Write each entry out again exactly as it was given.

***** Records supplied

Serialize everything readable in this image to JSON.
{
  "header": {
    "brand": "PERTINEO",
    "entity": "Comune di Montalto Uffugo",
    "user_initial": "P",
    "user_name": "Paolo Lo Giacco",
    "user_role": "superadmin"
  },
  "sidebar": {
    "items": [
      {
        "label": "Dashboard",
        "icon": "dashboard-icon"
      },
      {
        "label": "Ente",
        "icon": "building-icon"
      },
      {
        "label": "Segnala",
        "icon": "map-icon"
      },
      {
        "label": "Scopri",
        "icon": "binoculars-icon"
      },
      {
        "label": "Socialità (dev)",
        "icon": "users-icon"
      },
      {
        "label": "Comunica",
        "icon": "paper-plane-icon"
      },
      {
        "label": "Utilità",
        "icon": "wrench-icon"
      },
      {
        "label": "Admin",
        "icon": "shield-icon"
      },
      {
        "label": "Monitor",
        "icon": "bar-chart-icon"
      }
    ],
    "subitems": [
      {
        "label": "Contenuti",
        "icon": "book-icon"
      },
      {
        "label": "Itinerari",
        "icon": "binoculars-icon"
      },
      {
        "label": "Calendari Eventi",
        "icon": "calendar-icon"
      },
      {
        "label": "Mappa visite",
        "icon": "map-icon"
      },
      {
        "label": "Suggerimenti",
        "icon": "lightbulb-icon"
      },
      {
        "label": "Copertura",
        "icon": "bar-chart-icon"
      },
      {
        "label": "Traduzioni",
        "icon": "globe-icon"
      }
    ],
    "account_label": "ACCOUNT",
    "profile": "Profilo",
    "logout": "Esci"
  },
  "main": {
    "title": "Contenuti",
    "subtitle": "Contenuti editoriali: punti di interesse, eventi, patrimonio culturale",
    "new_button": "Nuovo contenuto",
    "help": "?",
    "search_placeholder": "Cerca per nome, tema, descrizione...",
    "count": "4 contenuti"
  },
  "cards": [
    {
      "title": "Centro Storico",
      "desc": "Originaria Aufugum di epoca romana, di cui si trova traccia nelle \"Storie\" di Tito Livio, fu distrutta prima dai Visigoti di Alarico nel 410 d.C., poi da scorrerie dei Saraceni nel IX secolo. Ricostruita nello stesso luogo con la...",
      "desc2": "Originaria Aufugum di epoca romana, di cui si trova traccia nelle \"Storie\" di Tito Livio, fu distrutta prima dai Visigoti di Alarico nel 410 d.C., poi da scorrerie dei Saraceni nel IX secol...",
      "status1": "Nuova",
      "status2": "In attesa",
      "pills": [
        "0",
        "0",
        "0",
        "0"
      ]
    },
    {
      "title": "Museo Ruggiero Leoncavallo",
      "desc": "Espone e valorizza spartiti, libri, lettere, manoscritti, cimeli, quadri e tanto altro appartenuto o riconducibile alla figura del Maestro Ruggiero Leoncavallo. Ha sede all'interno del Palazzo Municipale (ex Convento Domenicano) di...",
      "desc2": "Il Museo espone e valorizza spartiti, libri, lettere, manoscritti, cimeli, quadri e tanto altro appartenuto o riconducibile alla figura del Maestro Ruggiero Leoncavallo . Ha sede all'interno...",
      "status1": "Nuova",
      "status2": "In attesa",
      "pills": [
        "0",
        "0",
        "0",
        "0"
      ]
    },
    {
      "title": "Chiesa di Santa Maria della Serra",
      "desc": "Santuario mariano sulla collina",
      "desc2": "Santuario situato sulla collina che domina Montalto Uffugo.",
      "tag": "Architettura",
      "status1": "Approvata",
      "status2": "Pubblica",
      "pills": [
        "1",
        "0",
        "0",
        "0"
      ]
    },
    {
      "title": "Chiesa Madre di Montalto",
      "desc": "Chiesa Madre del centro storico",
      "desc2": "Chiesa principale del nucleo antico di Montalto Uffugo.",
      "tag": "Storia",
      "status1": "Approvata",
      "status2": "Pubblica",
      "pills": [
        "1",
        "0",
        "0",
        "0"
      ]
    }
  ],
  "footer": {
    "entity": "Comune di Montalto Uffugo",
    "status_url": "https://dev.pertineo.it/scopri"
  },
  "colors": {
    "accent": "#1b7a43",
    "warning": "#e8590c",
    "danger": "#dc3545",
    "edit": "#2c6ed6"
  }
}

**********

◆ Result below ◆
Serialize everything readable in this image to JSON.
{
  "header": {
    "brand": "PERTINEO",
    "entity": "Comune di Montalto Uffugo",
    "user_initial": "P",
    "user_name": "Paolo Lo Giacco",
    "user_role": "superadmin"
  },
  "sidebar": {
    "items": [
      {
        "label": "Dashboard",
        "icon": "dashboard-icon"
      },
      {
        "label": "Ente",
        "icon": "building-icon"
      },
      {
        "label": "Segnala",
        "icon": "map-icon"
      },
      {
        "label": "Scopri",
        "icon": "binoculars-icon"
      },
      {
        "label": "Socialità (dev)",
        "icon": "users-icon"
      },
      {
        "label": "Comunica",
        "icon": "paper-plane-icon"
      },
      {
        "label": "Utilità",
        "icon": "wrench-icon"
      },
      {
        "label": "Admin",
        "icon": "shield-icon"
      },
      {
        "label": "Monitor",
        "icon": "bar-chart-icon"
      }
    ],
    "subitems": [
      {
        "label": "Contenuti",
        "icon": "book-icon"
      },
      {
        "label": "Itinerari",
        "icon": "binoculars-icon"
      },
      {
        "label": "Calendari Eventi",
        "icon": "calendar-icon"
      },
      {
        "label": "Mappa visite",
        "icon": "map-icon"
      },
      {
        "label": "Suggerimenti",
        "icon": "lightbulb-icon"
      },
      {
        "label": "Copertura",
        "icon": "bar-chart-icon"
      },
      {
        "label": "Traduzioni",
        "icon": "globe-icon"
      }
    ],
    "account_label": "ACCOUNT",
    "profile": "Profilo",
    "logout": "Esci"
  },
  "main": {
    "title": "Contenuti",
    "subtitle": "Contenuti editoriali: punti di interesse, eventi, patrimonio culturale",
    "new_button": "Nuovo contenuto",
    "help": "?",
    "search_placeholder": "Cerca per nome, tema, descrizione...",
    "count": "4 contenuti"
  },
  "cards": [
    {
      "title": "Centro Storico",
      "desc": "Originaria Aufugum di epoca romana, di cui si trova traccia nelle \"Storie\" di Tito Livio, fu distrutta prima dai Visigoti di Alarico nel 410 d.C., poi da scorrerie dei Saraceni nel IX secolo. Ricostruita nello stesso luogo con la...",
      "desc2": "Originaria Aufugum di epoca romana, di cui si trova traccia nelle \"Storie\" di Tito Livio, fu distrutta prima dai Visigoti di Alarico nel 410 d.C., poi da scorrerie dei Saraceni nel IX secol...",
      "status1": "Nuova",
      "status2": "In attesa",
      "pills": [
        "0",
        "0",
        "0",
        "0"
      ]
    },
    {
      "title": "Museo Ruggiero Leoncavallo",
      "desc": "Espone e valorizza spartiti, libri, lettere, manoscritti, cimeli, quadri e tanto altro appartenuto o riconducibile alla figura del Maestro Ruggiero Leoncavallo. Ha sede all'interno del Palazzo Municipale (ex Convento Domenicano) di...",
      "desc2": "Il Museo espone e valorizza spartiti, libri, lettere, manoscritti, cimeli, quadri e tanto altro appartenuto o riconducibile alla figura del Maestro Ruggiero Leoncavallo . Ha sede all'interno...",
      "status1": "Nuova",
      "status2": "In attesa",
      "pills": [
        "0",
        "0",
        "0",
        "0"
      ]
    },
    {
      "title": "Chiesa di Santa Maria della Serra",
      "desc": "Santuario mariano sulla collina",
      "desc2": "Santuario situato sulla collina che domina Montalto Uffugo.",
      "tag": "Architettura",
      "status1": "Approvata",
      "status2": "Pubblica",
      "pills": [
        "1",
        "0",
        "0",
        "0"
      ]
    },
    {
      "title": "Chiesa Madre di Montalto",
      "desc": "Chiesa Madre del centro storico",
      "desc2": "Chiesa principale del nucleo antico di Montalto Uffugo.",
      "tag": "Storia",
      "status1": "Approvata",
      "status2": "Pubblica",
      "pills": [
        "1",
        "0",
        "0",
        "0"
      ]
    }
  ],
  "footer": {
    "entity": "Comune di Montalto Uffugo",
    "status_url": "https://dev.pertineo.it/scopri"
  },
  "colors": {
    "accent": "#1b7a43",
    "warning": "#e8590c",
    "danger": "#dc3545",
    "edit": "#2c6ed6"
  }
}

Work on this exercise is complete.